**SUPPLIED MATERIAL:**
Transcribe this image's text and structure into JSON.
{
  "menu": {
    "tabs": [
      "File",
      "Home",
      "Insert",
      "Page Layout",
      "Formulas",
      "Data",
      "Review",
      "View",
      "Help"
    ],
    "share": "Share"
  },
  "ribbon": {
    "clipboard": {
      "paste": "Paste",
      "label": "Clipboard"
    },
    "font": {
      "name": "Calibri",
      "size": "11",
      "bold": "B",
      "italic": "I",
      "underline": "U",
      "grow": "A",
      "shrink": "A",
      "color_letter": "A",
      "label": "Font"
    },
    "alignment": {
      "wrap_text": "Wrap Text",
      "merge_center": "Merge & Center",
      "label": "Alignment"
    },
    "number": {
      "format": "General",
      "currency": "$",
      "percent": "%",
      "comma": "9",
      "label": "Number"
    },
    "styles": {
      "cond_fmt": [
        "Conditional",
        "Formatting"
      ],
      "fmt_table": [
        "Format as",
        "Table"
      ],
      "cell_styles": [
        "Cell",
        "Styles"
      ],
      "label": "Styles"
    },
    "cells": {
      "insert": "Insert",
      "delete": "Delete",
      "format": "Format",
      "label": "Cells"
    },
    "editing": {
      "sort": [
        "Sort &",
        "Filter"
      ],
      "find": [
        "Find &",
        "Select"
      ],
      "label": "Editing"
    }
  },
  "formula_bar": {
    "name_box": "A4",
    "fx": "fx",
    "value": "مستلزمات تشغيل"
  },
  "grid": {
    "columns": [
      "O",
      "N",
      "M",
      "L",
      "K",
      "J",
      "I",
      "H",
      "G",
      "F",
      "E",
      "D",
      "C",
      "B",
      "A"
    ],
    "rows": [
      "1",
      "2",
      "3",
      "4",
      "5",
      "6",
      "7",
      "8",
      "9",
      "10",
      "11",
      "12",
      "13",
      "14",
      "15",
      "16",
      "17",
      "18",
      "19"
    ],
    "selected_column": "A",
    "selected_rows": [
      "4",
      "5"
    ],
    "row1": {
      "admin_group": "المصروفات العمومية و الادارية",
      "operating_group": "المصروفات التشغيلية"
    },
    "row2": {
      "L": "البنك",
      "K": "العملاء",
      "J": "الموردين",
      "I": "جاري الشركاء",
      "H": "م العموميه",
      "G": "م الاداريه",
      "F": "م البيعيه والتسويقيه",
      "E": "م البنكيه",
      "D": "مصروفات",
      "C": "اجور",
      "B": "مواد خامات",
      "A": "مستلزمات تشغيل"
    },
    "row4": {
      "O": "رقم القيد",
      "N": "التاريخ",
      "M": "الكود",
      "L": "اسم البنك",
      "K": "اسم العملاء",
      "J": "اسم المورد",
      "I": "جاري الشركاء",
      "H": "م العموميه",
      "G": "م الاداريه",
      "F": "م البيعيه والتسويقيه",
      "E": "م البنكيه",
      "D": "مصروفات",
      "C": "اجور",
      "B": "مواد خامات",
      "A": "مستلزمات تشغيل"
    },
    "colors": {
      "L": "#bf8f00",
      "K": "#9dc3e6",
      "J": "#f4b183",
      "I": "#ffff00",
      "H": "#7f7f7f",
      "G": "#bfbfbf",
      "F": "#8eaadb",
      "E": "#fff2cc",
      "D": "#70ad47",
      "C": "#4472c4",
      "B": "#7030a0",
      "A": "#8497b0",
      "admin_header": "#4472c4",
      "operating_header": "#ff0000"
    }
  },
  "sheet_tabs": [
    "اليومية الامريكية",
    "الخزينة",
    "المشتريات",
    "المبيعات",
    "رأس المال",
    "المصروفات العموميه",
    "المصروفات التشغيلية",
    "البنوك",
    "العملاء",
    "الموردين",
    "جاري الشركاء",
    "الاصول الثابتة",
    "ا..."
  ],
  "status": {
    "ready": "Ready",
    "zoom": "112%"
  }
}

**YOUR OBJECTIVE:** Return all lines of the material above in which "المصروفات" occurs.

**EXERCISE OUTPUT:**
      "admin_group": "المصروفات العمومية و الادارية",
      "operating_group": "المصروفات التشغيلية"
    "المصروفات العموميه",
    "المصروفات التشغيلية",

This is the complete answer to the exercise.